There is only one mention of the creative industries in the Red Book accompanying this week’s Budget.
Only one, for an industry which generates £70,000 a minute for the UK economy.
Only one, for an industry which employs 1.5 million people.
Only one, for an industry which accounts for 10% of UK exports.
Here it is:
1.141 In addition, the Government is providing further support for the creative industries. The UK represents a global centre of excellence in digital media production, including visual effects. To further support this high-tech and export-oriented sector, build capacity and support growth:• the Technology Strategy Board will design and launch a new competition of up to £15 million inviting consortia bids to support digital content production through partnerships with industry, including specialist SMEs, educational research facilities and training providers;• funding for the Skills Investment Fund will be increased to £8 million each year over the next two years, with Government match-funding voluntary industry contributions to support skills development in the UK digital content sectors; and• the Government will launch a public consultation on options to provide further support for the visual effects industry through the tax system.
That’s your lot, in a 122-page document.

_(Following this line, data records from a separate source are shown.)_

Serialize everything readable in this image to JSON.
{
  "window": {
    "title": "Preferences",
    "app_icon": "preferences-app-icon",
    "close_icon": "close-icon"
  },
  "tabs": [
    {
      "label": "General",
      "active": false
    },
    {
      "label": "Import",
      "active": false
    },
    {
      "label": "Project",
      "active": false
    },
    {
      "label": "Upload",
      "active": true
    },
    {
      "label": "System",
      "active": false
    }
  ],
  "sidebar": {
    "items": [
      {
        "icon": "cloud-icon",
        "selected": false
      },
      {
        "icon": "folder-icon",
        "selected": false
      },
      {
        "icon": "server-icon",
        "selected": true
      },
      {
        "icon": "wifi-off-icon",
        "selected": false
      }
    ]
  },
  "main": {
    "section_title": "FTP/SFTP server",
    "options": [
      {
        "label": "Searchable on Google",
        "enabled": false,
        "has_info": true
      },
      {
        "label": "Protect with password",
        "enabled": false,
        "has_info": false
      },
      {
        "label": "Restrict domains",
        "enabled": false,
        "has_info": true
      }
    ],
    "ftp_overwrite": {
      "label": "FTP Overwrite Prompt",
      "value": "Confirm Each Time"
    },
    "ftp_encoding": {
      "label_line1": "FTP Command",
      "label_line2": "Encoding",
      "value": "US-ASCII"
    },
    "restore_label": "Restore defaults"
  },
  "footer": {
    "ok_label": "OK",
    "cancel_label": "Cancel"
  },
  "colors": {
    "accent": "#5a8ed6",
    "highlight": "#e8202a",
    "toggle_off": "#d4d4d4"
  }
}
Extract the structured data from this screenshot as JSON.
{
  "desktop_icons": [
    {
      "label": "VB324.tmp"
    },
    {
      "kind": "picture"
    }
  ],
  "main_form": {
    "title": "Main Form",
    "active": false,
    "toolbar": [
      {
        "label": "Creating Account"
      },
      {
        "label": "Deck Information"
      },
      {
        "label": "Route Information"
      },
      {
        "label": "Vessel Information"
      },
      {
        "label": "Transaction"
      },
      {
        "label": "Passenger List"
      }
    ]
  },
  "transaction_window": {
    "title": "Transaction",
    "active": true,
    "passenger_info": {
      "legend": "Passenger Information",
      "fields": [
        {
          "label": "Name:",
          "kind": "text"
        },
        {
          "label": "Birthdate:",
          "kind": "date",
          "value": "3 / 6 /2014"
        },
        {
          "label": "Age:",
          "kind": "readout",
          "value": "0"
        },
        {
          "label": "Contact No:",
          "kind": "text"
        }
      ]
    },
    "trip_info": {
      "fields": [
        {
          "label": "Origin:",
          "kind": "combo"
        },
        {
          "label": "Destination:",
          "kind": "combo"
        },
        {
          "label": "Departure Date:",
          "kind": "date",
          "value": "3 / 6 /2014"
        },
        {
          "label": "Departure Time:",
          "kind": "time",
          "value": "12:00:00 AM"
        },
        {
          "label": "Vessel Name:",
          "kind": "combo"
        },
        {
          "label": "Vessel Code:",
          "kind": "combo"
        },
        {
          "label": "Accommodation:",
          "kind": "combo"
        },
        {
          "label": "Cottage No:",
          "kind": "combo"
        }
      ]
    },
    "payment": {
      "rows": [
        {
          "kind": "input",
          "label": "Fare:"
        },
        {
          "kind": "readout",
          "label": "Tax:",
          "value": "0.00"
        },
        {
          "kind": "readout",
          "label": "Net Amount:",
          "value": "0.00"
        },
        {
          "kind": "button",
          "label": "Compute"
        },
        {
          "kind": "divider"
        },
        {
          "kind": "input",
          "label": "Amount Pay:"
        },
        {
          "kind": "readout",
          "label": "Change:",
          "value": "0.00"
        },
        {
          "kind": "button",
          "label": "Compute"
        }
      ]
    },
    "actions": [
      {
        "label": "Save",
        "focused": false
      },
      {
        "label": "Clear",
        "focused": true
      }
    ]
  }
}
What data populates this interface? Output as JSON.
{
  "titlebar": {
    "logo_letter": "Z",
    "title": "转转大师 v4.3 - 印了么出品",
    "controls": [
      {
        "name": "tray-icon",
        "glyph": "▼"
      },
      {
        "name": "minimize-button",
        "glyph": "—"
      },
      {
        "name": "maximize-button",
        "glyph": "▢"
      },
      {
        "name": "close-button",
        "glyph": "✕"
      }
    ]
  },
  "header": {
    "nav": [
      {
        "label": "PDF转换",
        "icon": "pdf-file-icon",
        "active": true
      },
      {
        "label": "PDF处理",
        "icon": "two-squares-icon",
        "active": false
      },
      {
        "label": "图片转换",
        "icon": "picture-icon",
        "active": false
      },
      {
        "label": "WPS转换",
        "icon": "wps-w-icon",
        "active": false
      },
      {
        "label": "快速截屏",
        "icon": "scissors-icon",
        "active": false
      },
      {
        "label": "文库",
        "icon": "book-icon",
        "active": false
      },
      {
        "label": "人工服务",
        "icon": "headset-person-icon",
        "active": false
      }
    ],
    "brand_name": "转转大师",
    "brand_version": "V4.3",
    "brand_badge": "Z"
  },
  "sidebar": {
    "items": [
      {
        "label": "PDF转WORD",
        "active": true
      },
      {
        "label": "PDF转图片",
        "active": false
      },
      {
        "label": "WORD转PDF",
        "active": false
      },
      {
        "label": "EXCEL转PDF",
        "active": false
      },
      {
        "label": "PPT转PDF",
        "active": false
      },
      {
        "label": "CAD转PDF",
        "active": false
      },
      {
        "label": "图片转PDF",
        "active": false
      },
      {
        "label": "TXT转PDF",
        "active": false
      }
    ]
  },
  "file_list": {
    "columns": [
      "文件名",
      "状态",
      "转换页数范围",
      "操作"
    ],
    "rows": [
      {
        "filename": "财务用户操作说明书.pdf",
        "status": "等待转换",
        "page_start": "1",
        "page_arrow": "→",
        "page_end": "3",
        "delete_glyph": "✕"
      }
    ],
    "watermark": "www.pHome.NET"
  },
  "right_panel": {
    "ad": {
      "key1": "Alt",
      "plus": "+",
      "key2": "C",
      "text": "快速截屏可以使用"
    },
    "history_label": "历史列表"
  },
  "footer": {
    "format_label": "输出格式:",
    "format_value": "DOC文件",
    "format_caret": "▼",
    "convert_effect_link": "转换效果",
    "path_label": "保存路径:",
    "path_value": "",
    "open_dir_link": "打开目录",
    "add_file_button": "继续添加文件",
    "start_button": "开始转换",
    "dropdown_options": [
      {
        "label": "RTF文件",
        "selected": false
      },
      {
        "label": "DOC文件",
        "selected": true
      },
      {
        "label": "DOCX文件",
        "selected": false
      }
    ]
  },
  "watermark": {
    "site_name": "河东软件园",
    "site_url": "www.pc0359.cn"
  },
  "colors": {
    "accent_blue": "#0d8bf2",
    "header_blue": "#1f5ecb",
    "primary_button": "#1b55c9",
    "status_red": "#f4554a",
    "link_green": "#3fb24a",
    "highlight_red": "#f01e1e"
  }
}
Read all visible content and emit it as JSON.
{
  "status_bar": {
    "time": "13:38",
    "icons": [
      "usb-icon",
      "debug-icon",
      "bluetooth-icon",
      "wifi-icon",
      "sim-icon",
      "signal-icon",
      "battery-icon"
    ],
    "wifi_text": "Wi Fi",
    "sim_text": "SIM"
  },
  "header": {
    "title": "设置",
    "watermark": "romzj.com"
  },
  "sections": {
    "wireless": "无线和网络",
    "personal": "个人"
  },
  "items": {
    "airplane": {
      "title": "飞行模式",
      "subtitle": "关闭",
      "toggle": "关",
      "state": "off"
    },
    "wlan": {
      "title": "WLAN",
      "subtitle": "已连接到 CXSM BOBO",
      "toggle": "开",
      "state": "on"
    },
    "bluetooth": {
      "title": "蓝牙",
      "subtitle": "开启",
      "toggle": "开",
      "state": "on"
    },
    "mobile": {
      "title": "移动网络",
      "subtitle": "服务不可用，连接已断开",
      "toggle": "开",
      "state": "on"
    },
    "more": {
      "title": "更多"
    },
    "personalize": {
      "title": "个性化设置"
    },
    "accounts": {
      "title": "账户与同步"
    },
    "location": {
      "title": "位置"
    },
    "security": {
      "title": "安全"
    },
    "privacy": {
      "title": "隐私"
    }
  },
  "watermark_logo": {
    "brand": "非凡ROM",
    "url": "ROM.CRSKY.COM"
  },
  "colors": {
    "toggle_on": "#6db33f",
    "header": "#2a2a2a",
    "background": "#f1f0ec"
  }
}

Yet the Department for culture, media and sport says: “With the right support, they [creative industries] have the potential to bring even more benefits to our culture and economy.”
It seems that one part of the government is not talking to another.